Copy each record exactly, word for word.

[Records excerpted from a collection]
┌──
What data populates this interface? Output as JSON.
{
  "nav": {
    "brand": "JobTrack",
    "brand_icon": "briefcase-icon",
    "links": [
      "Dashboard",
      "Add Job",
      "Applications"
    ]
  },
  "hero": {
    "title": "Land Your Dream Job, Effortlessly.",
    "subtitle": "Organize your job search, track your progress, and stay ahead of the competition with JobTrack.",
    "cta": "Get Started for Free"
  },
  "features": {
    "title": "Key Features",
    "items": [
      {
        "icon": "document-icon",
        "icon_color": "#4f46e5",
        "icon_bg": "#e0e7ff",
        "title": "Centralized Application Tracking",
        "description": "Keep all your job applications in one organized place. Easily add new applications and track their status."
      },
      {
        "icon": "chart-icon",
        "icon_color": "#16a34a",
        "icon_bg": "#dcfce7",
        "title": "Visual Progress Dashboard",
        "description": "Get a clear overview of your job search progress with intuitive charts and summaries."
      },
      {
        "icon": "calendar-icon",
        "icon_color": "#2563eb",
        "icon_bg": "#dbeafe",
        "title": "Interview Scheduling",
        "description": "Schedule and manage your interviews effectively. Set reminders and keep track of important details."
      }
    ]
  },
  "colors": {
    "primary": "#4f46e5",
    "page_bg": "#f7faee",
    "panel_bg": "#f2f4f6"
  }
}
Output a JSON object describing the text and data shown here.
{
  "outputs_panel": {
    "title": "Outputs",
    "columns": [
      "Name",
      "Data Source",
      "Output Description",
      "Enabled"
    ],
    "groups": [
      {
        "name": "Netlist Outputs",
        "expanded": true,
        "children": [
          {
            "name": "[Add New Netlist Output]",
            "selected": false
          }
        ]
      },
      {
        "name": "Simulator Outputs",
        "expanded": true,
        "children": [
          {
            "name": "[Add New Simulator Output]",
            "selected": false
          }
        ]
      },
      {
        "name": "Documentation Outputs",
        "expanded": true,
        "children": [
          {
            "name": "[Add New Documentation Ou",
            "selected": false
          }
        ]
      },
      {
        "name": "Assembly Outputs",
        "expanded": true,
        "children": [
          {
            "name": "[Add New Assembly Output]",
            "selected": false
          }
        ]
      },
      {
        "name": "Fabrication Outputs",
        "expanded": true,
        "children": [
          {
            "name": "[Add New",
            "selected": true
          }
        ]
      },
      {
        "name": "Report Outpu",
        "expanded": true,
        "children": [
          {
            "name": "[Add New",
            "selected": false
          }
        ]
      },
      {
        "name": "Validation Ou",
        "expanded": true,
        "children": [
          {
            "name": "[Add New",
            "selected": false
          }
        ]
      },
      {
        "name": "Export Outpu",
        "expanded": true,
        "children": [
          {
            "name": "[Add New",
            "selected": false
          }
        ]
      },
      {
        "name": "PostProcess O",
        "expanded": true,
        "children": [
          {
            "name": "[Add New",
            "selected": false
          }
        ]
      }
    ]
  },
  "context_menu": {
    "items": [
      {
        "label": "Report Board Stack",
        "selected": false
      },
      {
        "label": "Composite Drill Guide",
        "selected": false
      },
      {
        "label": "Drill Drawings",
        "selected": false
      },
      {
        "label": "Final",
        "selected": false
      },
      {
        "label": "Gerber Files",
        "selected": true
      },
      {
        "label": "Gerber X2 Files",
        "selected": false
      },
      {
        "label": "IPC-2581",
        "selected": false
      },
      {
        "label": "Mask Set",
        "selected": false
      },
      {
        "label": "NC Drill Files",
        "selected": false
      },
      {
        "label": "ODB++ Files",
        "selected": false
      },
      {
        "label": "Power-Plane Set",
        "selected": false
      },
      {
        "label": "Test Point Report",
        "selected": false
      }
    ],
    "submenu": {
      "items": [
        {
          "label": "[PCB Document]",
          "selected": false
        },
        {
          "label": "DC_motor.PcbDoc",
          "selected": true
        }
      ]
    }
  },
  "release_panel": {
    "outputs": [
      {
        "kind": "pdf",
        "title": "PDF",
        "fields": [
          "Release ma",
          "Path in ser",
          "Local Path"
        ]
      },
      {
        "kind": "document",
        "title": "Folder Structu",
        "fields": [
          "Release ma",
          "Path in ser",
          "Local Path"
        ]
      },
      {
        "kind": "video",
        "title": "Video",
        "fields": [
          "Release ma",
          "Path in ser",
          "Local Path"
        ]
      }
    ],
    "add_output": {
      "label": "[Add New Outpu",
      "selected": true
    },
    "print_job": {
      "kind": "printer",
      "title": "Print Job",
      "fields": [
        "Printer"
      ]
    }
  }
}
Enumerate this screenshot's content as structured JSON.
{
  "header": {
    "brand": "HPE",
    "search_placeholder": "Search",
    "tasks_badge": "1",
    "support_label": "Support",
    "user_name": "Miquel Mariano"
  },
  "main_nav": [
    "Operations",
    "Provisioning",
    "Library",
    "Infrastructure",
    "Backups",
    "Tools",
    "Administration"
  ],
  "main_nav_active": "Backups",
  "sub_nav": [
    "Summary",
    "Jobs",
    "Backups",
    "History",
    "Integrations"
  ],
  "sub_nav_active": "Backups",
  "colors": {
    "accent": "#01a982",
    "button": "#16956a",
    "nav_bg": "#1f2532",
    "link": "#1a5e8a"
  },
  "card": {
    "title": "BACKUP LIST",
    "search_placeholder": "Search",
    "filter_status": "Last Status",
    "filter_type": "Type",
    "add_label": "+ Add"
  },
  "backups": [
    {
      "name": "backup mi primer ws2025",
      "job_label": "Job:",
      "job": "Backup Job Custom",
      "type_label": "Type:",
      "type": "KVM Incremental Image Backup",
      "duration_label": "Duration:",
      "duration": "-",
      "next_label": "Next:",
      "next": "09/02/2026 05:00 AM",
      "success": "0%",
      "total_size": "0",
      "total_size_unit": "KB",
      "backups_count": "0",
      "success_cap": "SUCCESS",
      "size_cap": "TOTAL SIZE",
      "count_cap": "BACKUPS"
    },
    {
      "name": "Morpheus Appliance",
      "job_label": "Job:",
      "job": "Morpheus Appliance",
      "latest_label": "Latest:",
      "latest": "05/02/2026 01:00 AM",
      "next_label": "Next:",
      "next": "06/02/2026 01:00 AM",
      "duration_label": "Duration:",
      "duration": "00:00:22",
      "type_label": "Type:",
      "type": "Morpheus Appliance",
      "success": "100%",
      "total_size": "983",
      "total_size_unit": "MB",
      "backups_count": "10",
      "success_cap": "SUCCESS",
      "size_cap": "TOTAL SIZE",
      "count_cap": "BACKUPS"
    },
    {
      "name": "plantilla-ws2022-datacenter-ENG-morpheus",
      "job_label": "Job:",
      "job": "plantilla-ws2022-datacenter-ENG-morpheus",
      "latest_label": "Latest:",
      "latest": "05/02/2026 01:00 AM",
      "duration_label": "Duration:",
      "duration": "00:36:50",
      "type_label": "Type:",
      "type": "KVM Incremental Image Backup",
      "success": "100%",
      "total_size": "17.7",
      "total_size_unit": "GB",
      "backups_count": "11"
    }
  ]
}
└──
Result of the task.
What data populates this interface? Output as JSON.
{
  "nav": {
    "brand": "JobTrack",
    "brand_icon": "briefcase-icon",
    "links": [
      "Dashboard",
      "Add Job",
      "Applications"
    ]
  },
  "hero": {
    "title": "Land Your Dream Job, Effortlessly.",
    "subtitle": "Organize your job search, track your progress, and stay ahead of the competition with JobTrack.",
    "cta": "Get Started for Free"
  },
  "features": {
    "title": "Key Features",
    "items": [
      {
        "icon": "document-icon",
        "icon_color": "#4f46e5",
        "icon_bg": "#e0e7ff",
        "title": "Centralized Application Tracking",
        "description": "Keep all your job applications in one organized place. Easily add new applications and track their status."
      },
      {
        "icon": "chart-icon",
        "icon_color": "#16a34a",
        "icon_bg": "#dcfce7",
        "title": "Visual Progress Dashboard",
        "description": "Get a clear overview of your job search progress with intuitive charts and summaries."
      },
      {
        "icon": "calendar-icon",
        "icon_color": "#2563eb",
        "icon_bg": "#dbeafe",
        "title": "Interview Scheduling",
        "description": "Schedule and manage your interviews effectively. Set reminders and keep track of important details."
      }
    ]
  },
  "colors": {
    "primary": "#4f46e5",
    "page_bg": "#f7faee",
    "panel_bg": "#f2f4f6"
  }
}
Output a JSON object describing the text and data shown here.
{
  "outputs_panel": {
    "title": "Outputs",
    "columns": [
      "Name",
      "Data Source",
      "Output Description",
      "Enabled"
    ],
    "groups": [
      {
        "name": "Netlist Outputs",
        "expanded": true,
        "children": [
          {
            "name": "[Add New Netlist Output]",
            "selected": false
          }
        ]
      },
      {
        "name": "Simulator Outputs",
        "expanded": true,
        "children": [
          {
            "name": "[Add New Simulator Output]",
            "selected": false
          }
        ]
      },
      {
        "name": "Documentation Outputs",
        "expanded": true,
        "children": [
          {
            "name": "[Add New Documentation Ou",
            "selected": false
          }
        ]
      },
      {
        "name": "Assembly Outputs",
        "expanded": true,
        "children": [
          {
            "name": "[Add New Assembly Output]",
            "selected": false
          }
        ]
      },
      {
        "name": "Fabrication Outputs",
        "expanded": true,
        "children": [
          {
            "name": "[Add New",
            "selected": true
          }
        ]
      },
      {
        "name": "Report Outpu",
        "expanded": true,
        "children": [
          {
            "name": "[Add New",
            "selected": false
          }
        ]
      },
      {
        "name": "Validation Ou",
        "expanded": true,
        "children": [
          {
            "name": "[Add New",
            "selected": false
          }
        ]
      },
      {
        "name": "Export Outpu",
        "expanded": true,
        "children": [
          {
            "name": "[Add New",
            "selected": false
          }
        ]
      },
      {
        "name": "PostProcess O",
        "expanded": true,
        "children": [
          {
            "name": "[Add New",
            "selected": false
          }
        ]
      }
    ]
  },
  "context_menu": {
    "items": [
      {
        "label": "Report Board Stack",
        "selected": false
      },
      {
        "label": "Composite Drill Guide",
        "selected": false
      },
      {
        "label": "Drill Drawings",
        "selected": false
      },
      {
        "label": "Final",
        "selected": false
      },
      {
        "label": "Gerber Files",
        "selected": true
      },
      {
        "label": "Gerber X2 Files",
        "selected": false
      },
      {
        "label": "IPC-2581",
        "selected": false
      },
      {
        "label": "Mask Set",
        "selected": false
      },
      {
        "label": "NC Drill Files",
        "selected": false
      },
      {
        "label": "ODB++ Files",
        "selected": false
      },
      {
        "label": "Power-Plane Set",
        "selected": false
      },
      {
        "label": "Test Point Report",
        "selected": false
      }
    ],
    "submenu": {
      "items": [
        {
          "label": "[PCB Document]",
          "selected": false
        },
        {
          "label": "DC_motor.PcbDoc",
          "selected": true
        }
      ]
    }
  },
  "release_panel": {
    "outputs": [
      {
        "kind": "pdf",
        "title": "PDF",
        "fields": [
          "Release ma",
          "Path in ser",
          "Local Path"
        ]
      },
      {
        "kind": "document",
        "title": "Folder Structu",
        "fields": [
          "Release ma",
          "Path in ser",
          "Local Path"
        ]
      },
      {
        "kind": "video",
        "title": "Video",
        "fields": [
          "Release ma",
          "Path in ser",
          "Local Path"
        ]
      }
    ],
    "add_output": {
      "label": "[Add New Outpu",
      "selected": true
    },
    "print_job": {
      "kind": "printer",
      "title": "Print Job",
      "fields": [
        "Printer"
      ]
    }
  }
}
Enumerate this screenshot's content as structured JSON.
{
  "header": {
    "brand": "HPE",
    "search_placeholder": "Search",
    "tasks_badge": "1",
    "support_label": "Support",
    "user_name": "Miquel Mariano"
  },
  "main_nav": [
    "Operations",
    "Provisioning",
    "Library",
    "Infrastructure",
    "Backups",
    "Tools",
    "Administration"
  ],
  "main_nav_active": "Backups",
  "sub_nav": [
    "Summary",
    "Jobs",
    "Backups",
    "History",
    "Integrations"
  ],
  "sub_nav_active": "Backups",
  "colors": {
    "accent": "#01a982",
    "button": "#16956a",
    "nav_bg": "#1f2532",
    "link": "#1a5e8a"
  },
  "card": {
    "title": "BACKUP LIST",
    "search_placeholder": "Search",
    "filter_status": "Last Status",
    "filter_type": "Type",
    "add_label": "+ Add"
  },
  "backups": [
    {
      "name": "backup mi primer ws2025",
      "job_label": "Job:",
      "job": "Backup Job Custom",
      "type_label": "Type:",
      "type": "KVM Incremental Image Backup",
      "duration_label": "Duration:",
      "duration": "-",
      "next_label": "Next:",
      "next": "09/02/2026 05:00 AM",
      "success": "0%",
      "total_size": "0",
      "total_size_unit": "KB",
      "backups_count": "0",
      "success_cap": "SUCCESS",
      "size_cap": "TOTAL SIZE",
      "count_cap": "BACKUPS"
    },
    {
      "name": "Morpheus Appliance",
      "job_label": "Job:",
      "job": "Morpheus Appliance",
      "latest_label": "Latest:",
      "latest": "05/02/2026 01:00 AM",
      "next_label": "Next:",
      "next": "06/02/2026 01:00 AM",
      "duration_label": "Duration:",
      "duration": "00:00:22",
      "type_label": "Type:",
      "type": "Morpheus Appliance",
      "success": "100%",
      "total_size": "983",
      "total_size_unit": "MB",
      "backups_count": "10",
      "success_cap": "SUCCESS",
      "size_cap": "TOTAL SIZE",
      "count_cap": "BACKUPS"
    },
    {
      "name": "plantilla-ws2022-datacenter-ENG-morpheus",
      "job_label": "Job:",
      "job": "plantilla-ws2022-datacenter-ENG-morpheus",
      "latest_label": "Latest:",
      "latest": "05/02/2026 01:00 AM",
      "duration_label": "Duration:",
      "duration": "00:36:50",
      "type_label": "Type:",
      "type": "KVM Incremental Image Backup",
      "success": "100%",
      "total_size": "17.7",
      "total_size_unit": "GB",
      "backups_count": "11"
    }
  ]
}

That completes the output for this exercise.